I want her to know.
I want her to know that she’s strong.
I want her to know that she’s beautiful, no matter what her size and outward appearance.
I want her to know that she can do anything, anything, anything.
I want her to know that she doesn’t have to do anything she doesn’t want to – and that she’s capable of doing whatever she dreams of.
I want her to know that her body can do amazing things. It can grow a baby and nourish a baby.
I want her to know that showing her body respect, with kind words, good nutrition, positive affirmations, and exercise, is the best, healthiest way to live.
I want her to know that what the media says is “the perfect woman” really isn’t – perfect comes in all shapes and sizes, and being HEALTHY is what really matters.
I want her to know that she can do anything a boy can do – maybe even better.

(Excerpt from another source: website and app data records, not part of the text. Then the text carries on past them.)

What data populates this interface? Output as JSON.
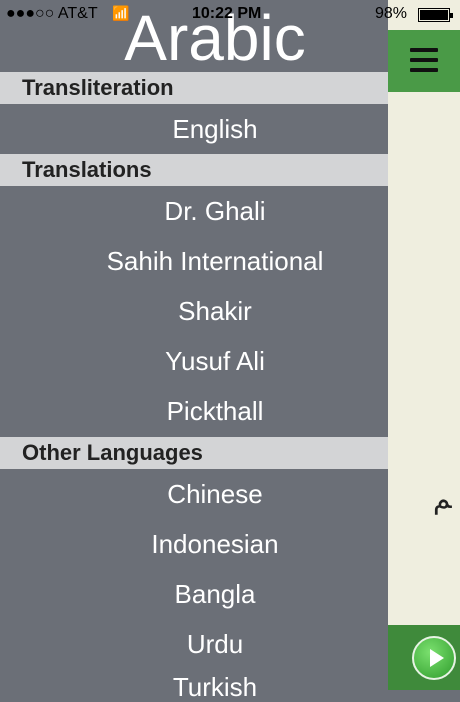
{
  "status_bar": {
    "carrier": "●●●○○ AT&T",
    "time": "10:22 PM",
    "battery_pct": "98%"
  },
  "drawer": {
    "title": "Arabic",
    "sections": [
      {
        "label": "Transliteration",
        "items": [
          "English"
        ]
      },
      {
        "label": "Translations",
        "items": [
          "Dr. Ghali",
          "Sahih International",
          "Shakir",
          "Yusuf Ali",
          "Pickthall"
        ]
      },
      {
        "label": "Other Languages",
        "items": [
          "Chinese",
          "Indonesian",
          "Bangla",
          "Urdu",
          "Turkish"
        ]
      }
    ]
  },
  "main": {
    "arabic_glyph": "ﻢ"
  },
  "icons": {
    "menu": "hamburger-icon",
    "play": "play-icon",
    "wifi": "wifi-icon"
  },
  "colors": {
    "drawer_bg": "#6b6f77",
    "section_bg": "#d3d4d6",
    "topbar": "#4a9a47"
  }
}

My daughter is incredible. At four years old, she has more self-confidence than anyone I’ve ever met. She practices self-love daily, and could teach me a thing or two. She knows – and enjoys – to eat healthy foods, and that exercise makes your body feel good. When I see her parading in front of a mirror, blowing kisses at herself, I am overjoyed. When her school photos came back this year, she said, “Look! That’s me! Beauuuuuutiful Julia.” I hope she always has this.
But in all honesty, it’s scary raising a girl in today’s day and age. All too often, girls struggle with self-esteem, body image issues, and bullying. When I think about how hard it was when I was younger, and think about how much harder it’s become with the rise of social media and the mean girl mentality, it’s like a punch in the gut to think of her joyful, confident self, being taken down a few pegs.
I’m doing my best to teach her these things, but up until recently, it was just empty words. I wasn’t SHOWING her. I am trying to lead by example, showing her that you feel so much happier and healthier when you eat nutritious foods (and that it’s okay to have treats sometimes, too!), get enough physical activity, and be gentle with yourself.
That means NOT looking in the mirror and being critical, picking out the parts of your body you don’t like, saying you need to lose weight, saying you hate your stomach/hips/legs/etc.
That means looking in the mirror and pointing out the parts of you that you LOVE.
That does not mean saying, “I need a diet,” or, “Cake is bad and I’m never having it again.” It means saying instead, “I haven’t been feeling myself lately, and I think I need to eat more nutritious foods to fuel my body, but it’s okay if I have cake as a treat too.”
That means not getting upset when your children poke and squish your soft belly and ask if there’s another baby in there, and say how mushy it is (and even responding, “I know, isn’t that so cool? I grew three babies in there!”).
Every day, I strive to be a better example, so she won’t have to struggle with the things I’ve struggled with. I’m not always perfect, but we’re getting there, together.